*WHAT TO WORK ON*:
Could you copy exactly the lines from the one containing "Parse this screenshot: output" through the last line of the records below, leaving out any pictures?

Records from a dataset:
[Start of section]

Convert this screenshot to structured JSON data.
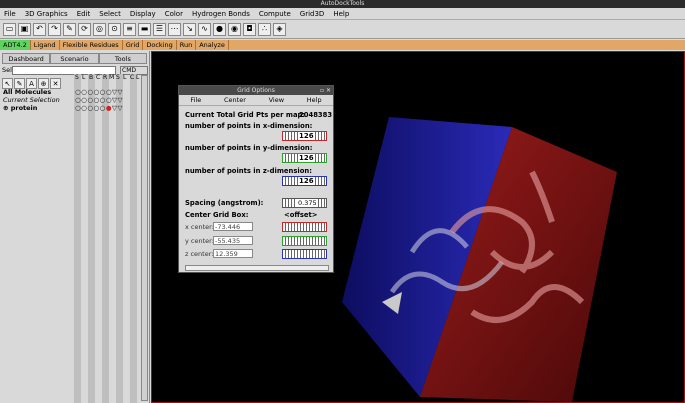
{
  "window_title": "AutoDockTools",
  "menu": [
    "File",
    "3D Graphics",
    "Edit",
    "Select",
    "Display",
    "Color",
    "Hydrogen Bonds",
    "Compute",
    "Grid3D",
    "Help"
  ],
  "tabs": [
    "ADT4.2",
    "Ligand",
    "Flexible Residues",
    "Grid",
    "Docking",
    "Run",
    "Analyze"
  ],
  "left_tabs": [
    "Dashboard",
    "Scenario",
    "Tools"
  ],
  "sel_label": "Sel.:",
  "cmd_value": "CMD",
  "col_headers": [
    "S",
    "L",
    "B",
    "C",
    "R",
    "M",
    "S",
    "L",
    "C",
    "L"
  ],
  "tree": {
    "all": "All Molecules",
    "current": "Current Selection",
    "protein": "protein"
  },
  "dialog": {
    "title": "Grid Options",
    "menu": [
      "File",
      "Center",
      "View",
      "Help"
    ],
    "total_label": "Current Total Grid Pts per map:",
    "total_value": "2048383",
    "x_label": "number of points in x-dimension:",
    "x_value": "126",
    "y_label": "number of points in y-dimension:",
    "y_value": "126",
    "z_label": "number of points in z-dimension:",
    "z_value": "126",
    "spacing_label": "Spacing (angstrom):",
    "spacing_value": "0.375",
    "center_label": "Center Grid Box:",
    "offset_label": "<offset>",
    "xc_label": "x center:",
    "xc_value": "-73.446",
    "yc_label": "y center:",
    "yc_value": "-55.435",
    "zc_label": "z center:",
    "zc_value": "12.359"
  },
  "colors": {
    "red": "#c0262a",
    "green": "#2aa32a",
    "blue": "#2a35b5",
    "tab_active": "#5fd35f",
    "tab_bar": "#e0a766"
  }
}
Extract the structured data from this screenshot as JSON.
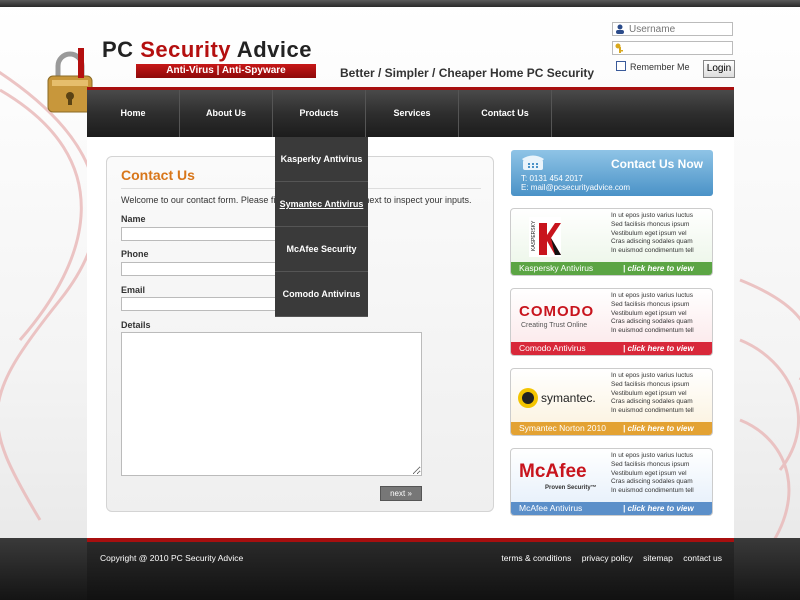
{
  "brand": {
    "title_part1": "PC ",
    "title_part2": "Security",
    "title_part3": " Advice",
    "tagline": "Anti-Virus | Anti-Spyware",
    "slogan": "Better / Simpler / Cheaper Home PC Security"
  },
  "login": {
    "username_placeholder": "Username",
    "password_value": "",
    "remember_label": "Remember Me",
    "login_button": "Login"
  },
  "nav": {
    "items": [
      "Home",
      "About Us",
      "Products",
      "Services",
      "Contact Us"
    ]
  },
  "products_menu": {
    "items": [
      "Kasperky Antivirus",
      "Symantec Antivirus",
      "McAfee Security",
      "Comodo Antivirus"
    ],
    "active_index": 1
  },
  "contact_form": {
    "heading": "Contact Us",
    "intro": "Welcome to our contact form. Please fill in the form and click next to inspect your inputs.",
    "name_label": "Name",
    "phone_label": "Phone",
    "email_label": "Email",
    "details_label": "Details",
    "next_button": "next »"
  },
  "contact_now": {
    "title": "Contact Us Now",
    "phone": "T: 0131 454 2017",
    "email": "E: mail@pcsecurityadvice.com"
  },
  "ads": [
    {
      "name": "Kaspersky Antivirus",
      "cta": "|  click here to view",
      "strip_color": "#5ba544",
      "desc": [
        "In ut epos justo varius luctus",
        "Sed facilisis rhoncus ipsum",
        "Vestibulum eget ipsum vel",
        "Cras adiscing sodales quam",
        "In euismod condimentum tell"
      ]
    },
    {
      "name": "Comodo Antivirus",
      "cta": "|  click here to view",
      "strip_color": "#d8283a",
      "logo_text": "COMODO",
      "logo_sub": "Creating Trust Online",
      "desc": [
        "In ut epos justo varius luctus",
        "Sed facilisis rhoncus ipsum",
        "Vestibulum eget ipsum vel",
        "Cras adiscing sodales quam",
        "In euismod condimentum tell"
      ]
    },
    {
      "name": "Symantec Norton 2010",
      "cta": "|  click here to view",
      "strip_color": "#e3a233",
      "logo_text": "symantec.",
      "desc": [
        "In ut epos justo varius luctus",
        "Sed facilisis rhoncus ipsum",
        "Vestibulum eget ipsum vel",
        "Cras adiscing sodales quam",
        "In euismod condimentum tell"
      ]
    },
    {
      "name": "McAfee Antivirus",
      "cta": "|  click here to view",
      "strip_color": "#5b8fc9",
      "logo_text": "McAfee",
      "logo_sub": "Proven Security™",
      "desc": [
        "In ut epos justo varius luctus",
        "Sed facilisis rhoncus ipsum",
        "Vestibulum eget ipsum vel",
        "Cras adiscing sodales quam",
        "In euismod condimentum tell"
      ]
    }
  ],
  "footer": {
    "copyright": "Copyright @ 2010 PC Security Advice",
    "links": [
      "terms & conditions",
      "privacy policy",
      "sitemap",
      "contact us"
    ]
  },
  "colors": {
    "brand_red": "#b40f0f",
    "heading_orange": "#d8761a",
    "nav_dark": "#2e2e2e",
    "contact_blue": "#4a92c7"
  }
}
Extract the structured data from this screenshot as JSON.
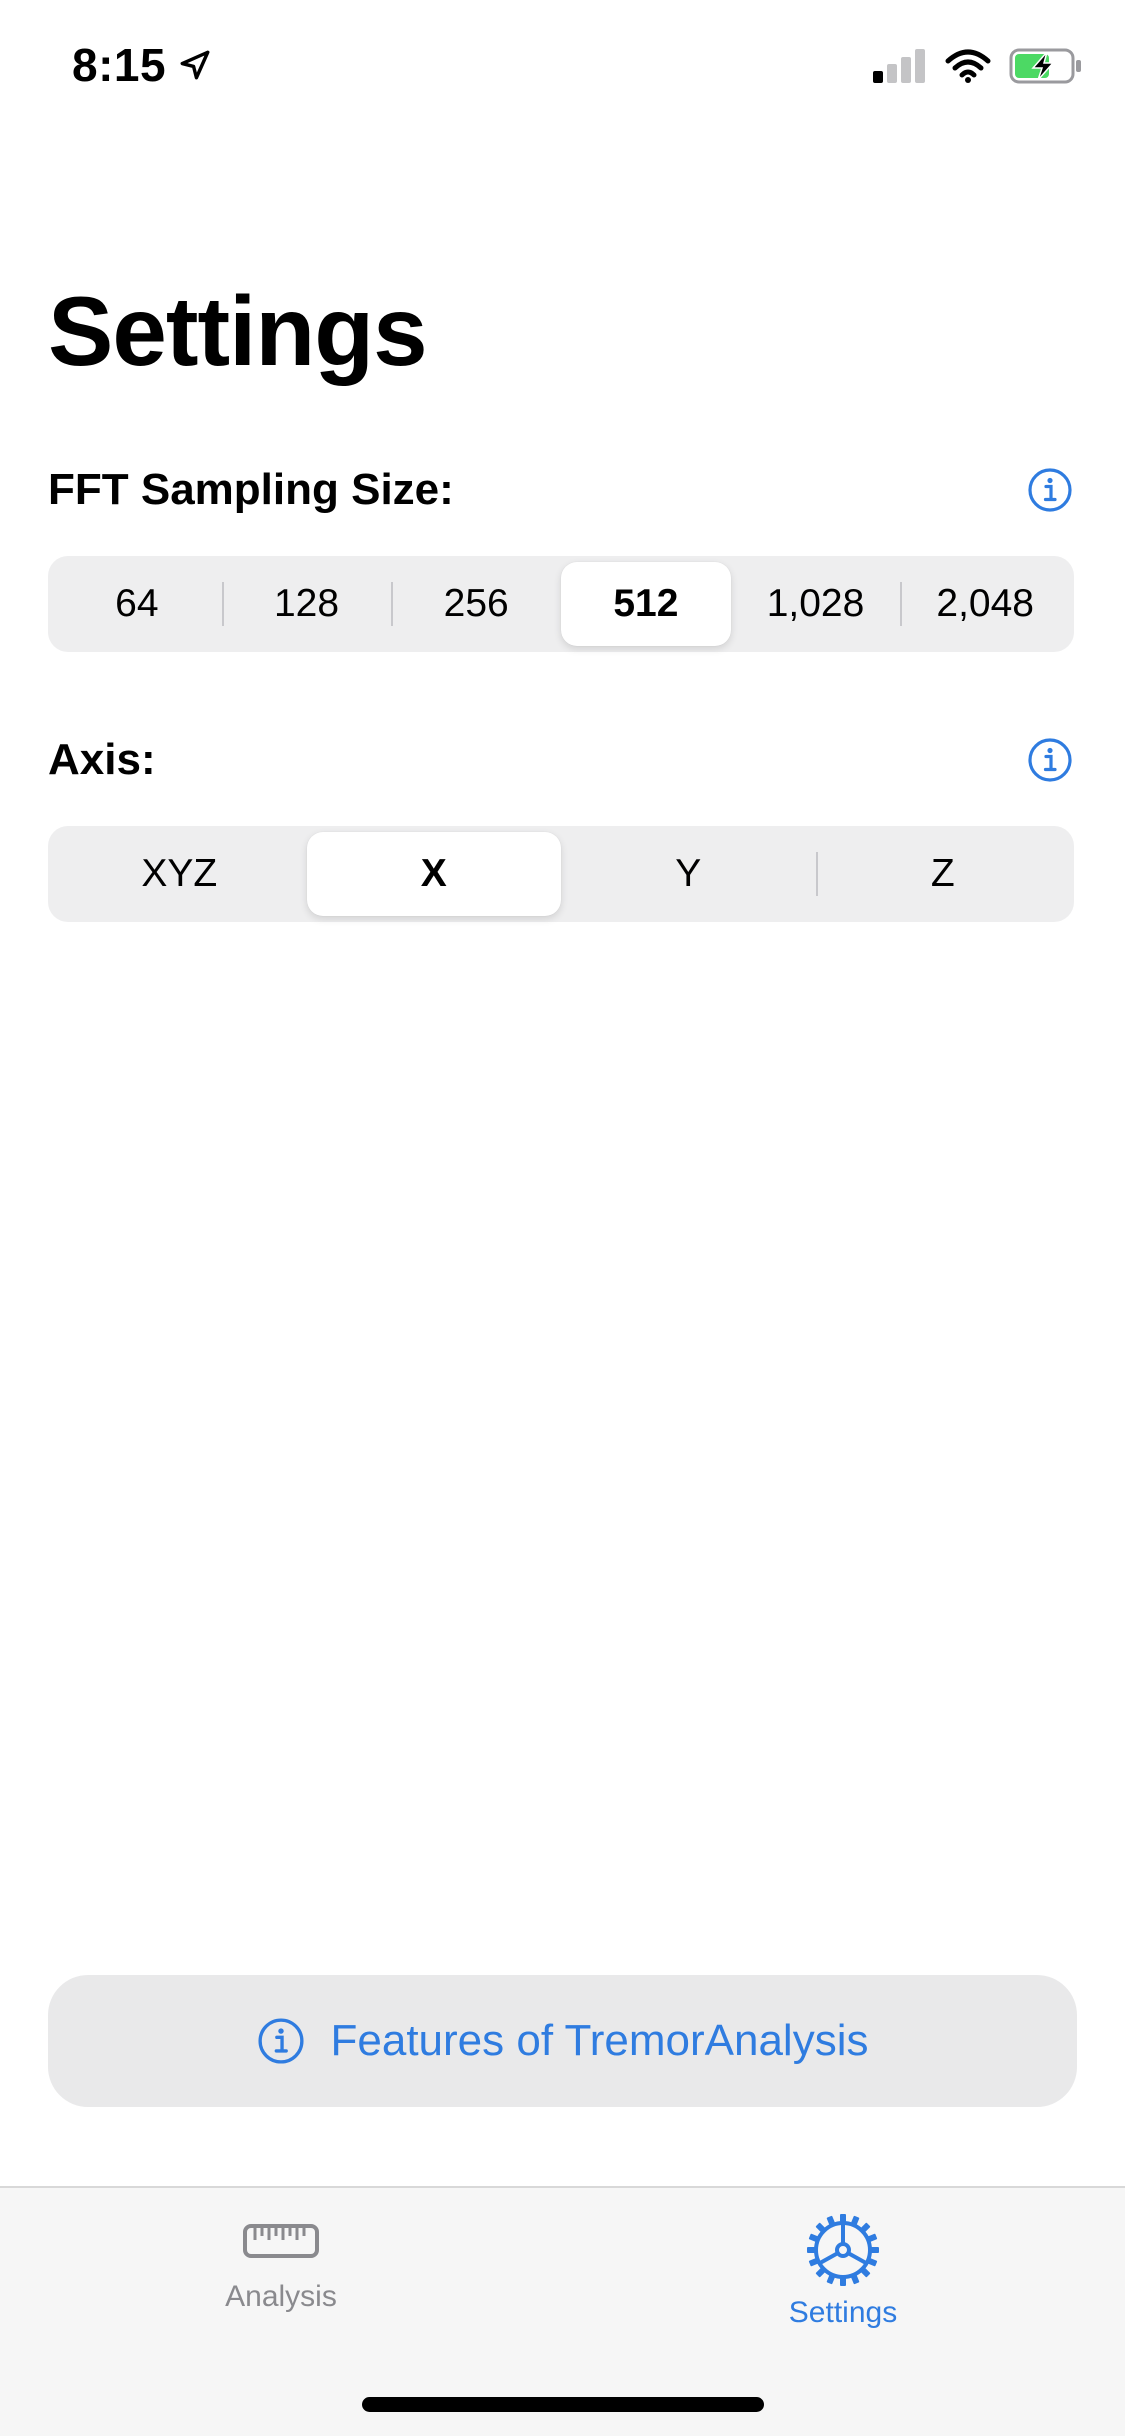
{
  "status_bar": {
    "time": "8:15",
    "location_icon": "location-arrow-icon",
    "signal_icon": "cellular-signal-icon",
    "wifi_icon": "wifi-icon",
    "battery_icon": "battery-charging-icon",
    "battery_color": "#4cd964"
  },
  "page": {
    "title": "Settings"
  },
  "fft_section": {
    "label": "FFT Sampling Size:",
    "info_icon": "info-icon",
    "options": [
      "64",
      "128",
      "256",
      "512",
      "1,028",
      "2,048"
    ],
    "selected": "512"
  },
  "axis_section": {
    "label": "Axis:",
    "info_icon": "info-icon",
    "options": [
      "XYZ",
      "X",
      "Y",
      "Z"
    ],
    "selected": "X"
  },
  "features_button": {
    "label": "Features of TremorAnalysis",
    "icon": "info-icon"
  },
  "tab_bar": {
    "tabs": [
      {
        "label": "Analysis",
        "icon": "ruler-icon",
        "active": false
      },
      {
        "label": "Settings",
        "icon": "gear-icon",
        "active": true
      }
    ]
  },
  "colors": {
    "accent": "#2f7ce0",
    "inactive": "#8a8a8e",
    "segment_bg": "#eeeeef",
    "button_bg": "#e9e9ea"
  }
}
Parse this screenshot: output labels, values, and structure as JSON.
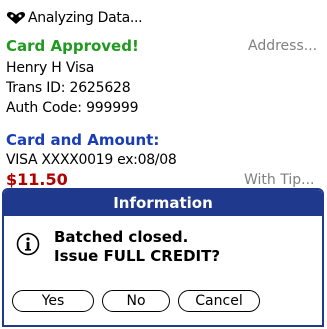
{
  "status": {
    "title": "Analyzing Data...",
    "icon": "handshake-heart-icon"
  },
  "approval": {
    "heading": "Card Approved!",
    "address_link": "Address...",
    "holder": "Henry H Visa",
    "trans_id": "Trans ID:   2625628",
    "auth_code": "Auth Code: 999999"
  },
  "card": {
    "heading": "Card and Amount:",
    "card_line": "VISA XXXX0019 ex:08/08",
    "amount": "$11.50",
    "tip_link": "With Tip..."
  },
  "dialog": {
    "title": "Information",
    "message_line1": "Batched closed.",
    "message_line2": "Issue FULL CREDIT?",
    "buttons": {
      "yes": "Yes",
      "no": "No",
      "cancel": "Cancel"
    }
  },
  "colors": {
    "approved": "#1f9a1f",
    "heading_blue": "#1a3cb4",
    "amount_red": "#b00000",
    "dialog_header": "#1f3a8c",
    "muted_link": "#808080"
  }
}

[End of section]

*RESULT OF THE TASK*:
Parse this screenshot: output labels, values, and structure as JSON.
{
  "status": {
    "title": "Analyzing Data...",
    "icon": "handshake-heart-icon"
  },
  "approval": {
    "heading": "Card Approved!",
    "address_link": "Address...",
    "holder": "Henry H Visa",
    "trans_id": "Trans ID:   2625628",
    "auth_code": "Auth Code: 999999"
  },
  "card": {
    "heading": "Card and Amount:",
    "card_line": "VISA XXXX0019 ex:08/08",
    "amount": "$11.50",
    "tip_link": "With Tip..."
  },
  "dialog": {
    "title": "Information",
    "message_line1": "Batched closed.",
    "message_line2": "Issue FULL CREDIT?",
    "buttons": {
      "yes": "Yes",
      "no": "No",
      "cancel": "Cancel"
    }
  },
  "colors": {
    "approved": "#1f9a1f",
    "heading_blue": "#1a3cb4",
    "amount_red": "#b00000",
    "dialog_header": "#1f3a8c",
    "muted_link": "#808080"
  }
}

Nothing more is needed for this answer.